Your task
Will you output all of the data below exactly, omitting the images?

Supplied data
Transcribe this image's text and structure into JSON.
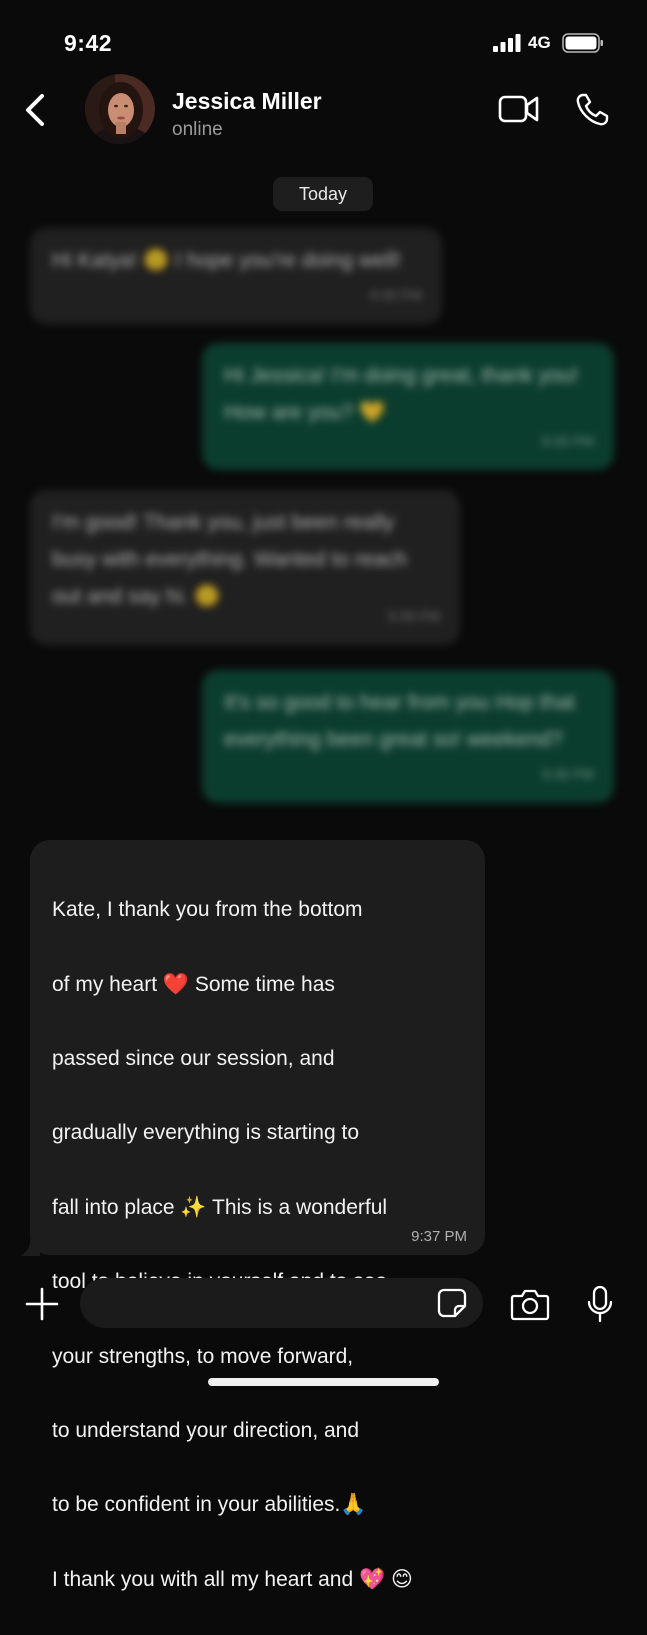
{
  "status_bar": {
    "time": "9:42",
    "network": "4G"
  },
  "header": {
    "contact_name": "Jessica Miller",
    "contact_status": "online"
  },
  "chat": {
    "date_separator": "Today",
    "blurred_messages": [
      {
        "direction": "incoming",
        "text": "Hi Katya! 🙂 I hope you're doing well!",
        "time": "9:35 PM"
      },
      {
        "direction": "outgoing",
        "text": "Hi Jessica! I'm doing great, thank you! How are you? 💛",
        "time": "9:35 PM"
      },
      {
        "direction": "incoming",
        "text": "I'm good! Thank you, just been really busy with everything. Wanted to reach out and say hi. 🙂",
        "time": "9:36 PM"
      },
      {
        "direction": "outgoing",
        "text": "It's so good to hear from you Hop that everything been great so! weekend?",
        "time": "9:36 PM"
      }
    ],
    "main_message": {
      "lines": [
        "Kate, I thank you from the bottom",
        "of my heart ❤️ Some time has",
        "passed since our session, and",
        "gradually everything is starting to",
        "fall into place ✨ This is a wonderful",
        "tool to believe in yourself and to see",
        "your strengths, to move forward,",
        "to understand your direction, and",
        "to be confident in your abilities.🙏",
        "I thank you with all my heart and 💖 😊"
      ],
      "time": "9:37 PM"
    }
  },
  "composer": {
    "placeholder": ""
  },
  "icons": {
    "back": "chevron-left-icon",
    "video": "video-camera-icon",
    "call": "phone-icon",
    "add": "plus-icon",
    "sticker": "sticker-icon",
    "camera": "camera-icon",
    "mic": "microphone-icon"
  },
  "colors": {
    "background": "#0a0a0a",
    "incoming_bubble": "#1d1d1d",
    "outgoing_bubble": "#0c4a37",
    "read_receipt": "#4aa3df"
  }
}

Finished task
Transcribe this image's text and structure into JSON.
{
  "status_bar": {
    "time": "9:42",
    "network": "4G"
  },
  "header": {
    "contact_name": "Jessica Miller",
    "contact_status": "online"
  },
  "chat": {
    "date_separator": "Today",
    "blurred_messages": [
      {
        "direction": "incoming",
        "text": "Hi Katya! 🙂 I hope you're doing well!",
        "time": "9:35 PM"
      },
      {
        "direction": "outgoing",
        "text": "Hi Jessica! I'm doing great, thank you! How are you? 💛",
        "time": "9:35 PM"
      },
      {
        "direction": "incoming",
        "text": "I'm good! Thank you, just been really busy with everything. Wanted to reach out and say hi. 🙂",
        "time": "9:36 PM"
      },
      {
        "direction": "outgoing",
        "text": "It's so good to hear from you Hop that everything been great so! weekend?",
        "time": "9:36 PM"
      }
    ],
    "main_message": {
      "lines": [
        "Kate, I thank you from the bottom",
        "of my heart ❤️ Some time has",
        "passed since our session, and",
        "gradually everything is starting to",
        "fall into place ✨ This is a wonderful",
        "tool to believe in yourself and to see",
        "your strengths, to move forward,",
        "to understand your direction, and",
        "to be confident in your abilities.🙏",
        "I thank you with all my heart and 💖 😊"
      ],
      "time": "9:37 PM"
    }
  },
  "composer": {
    "placeholder": ""
  },
  "icons": {
    "back": "chevron-left-icon",
    "video": "video-camera-icon",
    "call": "phone-icon",
    "add": "plus-icon",
    "sticker": "sticker-icon",
    "camera": "camera-icon",
    "mic": "microphone-icon"
  },
  "colors": {
    "background": "#0a0a0a",
    "incoming_bubble": "#1d1d1d",
    "outgoing_bubble": "#0c4a37",
    "read_receipt": "#4aa3df"
  }
}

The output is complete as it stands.